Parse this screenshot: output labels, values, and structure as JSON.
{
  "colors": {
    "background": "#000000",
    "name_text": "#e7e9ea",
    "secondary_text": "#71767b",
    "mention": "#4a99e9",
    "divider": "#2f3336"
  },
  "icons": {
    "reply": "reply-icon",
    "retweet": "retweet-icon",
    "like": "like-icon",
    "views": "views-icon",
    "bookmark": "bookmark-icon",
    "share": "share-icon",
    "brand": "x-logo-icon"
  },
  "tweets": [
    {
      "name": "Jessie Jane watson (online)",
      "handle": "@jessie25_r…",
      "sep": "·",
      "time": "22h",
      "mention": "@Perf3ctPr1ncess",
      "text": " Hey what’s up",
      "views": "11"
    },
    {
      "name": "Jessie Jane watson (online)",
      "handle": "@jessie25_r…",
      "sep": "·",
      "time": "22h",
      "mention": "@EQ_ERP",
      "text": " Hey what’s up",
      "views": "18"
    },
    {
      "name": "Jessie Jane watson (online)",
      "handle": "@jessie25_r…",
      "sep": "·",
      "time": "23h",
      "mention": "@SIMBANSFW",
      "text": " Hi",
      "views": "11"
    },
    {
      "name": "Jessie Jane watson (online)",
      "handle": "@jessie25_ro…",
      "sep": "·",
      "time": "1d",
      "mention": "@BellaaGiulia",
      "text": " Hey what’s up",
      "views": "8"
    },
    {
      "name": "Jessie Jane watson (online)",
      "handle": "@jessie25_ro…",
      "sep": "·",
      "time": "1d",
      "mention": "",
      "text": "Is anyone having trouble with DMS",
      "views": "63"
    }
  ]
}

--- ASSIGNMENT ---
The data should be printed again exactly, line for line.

--- SOLUTION FOR THIS PROBLEM ---
Parse this screenshot: output labels, values, and structure as JSON.
{
  "colors": {
    "background": "#000000",
    "name_text": "#e7e9ea",
    "secondary_text": "#71767b",
    "mention": "#4a99e9",
    "divider": "#2f3336"
  },
  "icons": {
    "reply": "reply-icon",
    "retweet": "retweet-icon",
    "like": "like-icon",
    "views": "views-icon",
    "bookmark": "bookmark-icon",
    "share": "share-icon",
    "brand": "x-logo-icon"
  },
  "tweets": [
    {
      "name": "Jessie Jane watson (online)",
      "handle": "@jessie25_r…",
      "sep": "·",
      "time": "22h",
      "mention": "@Perf3ctPr1ncess",
      "text": " Hey what’s up",
      "views": "11"
    },
    {
      "name": "Jessie Jane watson (online)",
      "handle": "@jessie25_r…",
      "sep": "·",
      "time": "22h",
      "mention": "@EQ_ERP",
      "text": " Hey what’s up",
      "views": "18"
    },
    {
      "name": "Jessie Jane watson (online)",
      "handle": "@jessie25_r…",
      "sep": "·",
      "time": "23h",
      "mention": "@SIMBANSFW",
      "text": " Hi",
      "views": "11"
    },
    {
      "name": "Jessie Jane watson (online)",
      "handle": "@jessie25_ro…",
      "sep": "·",
      "time": "1d",
      "mention": "@BellaaGiulia",
      "text": " Hey what’s up",
      "views": "8"
    },
    {
      "name": "Jessie Jane watson (online)",
      "handle": "@jessie25_ro…",
      "sep": "·",
      "time": "1d",
      "mention": "",
      "text": "Is anyone having trouble with DMS",
      "views": "63"
    }
  ]
}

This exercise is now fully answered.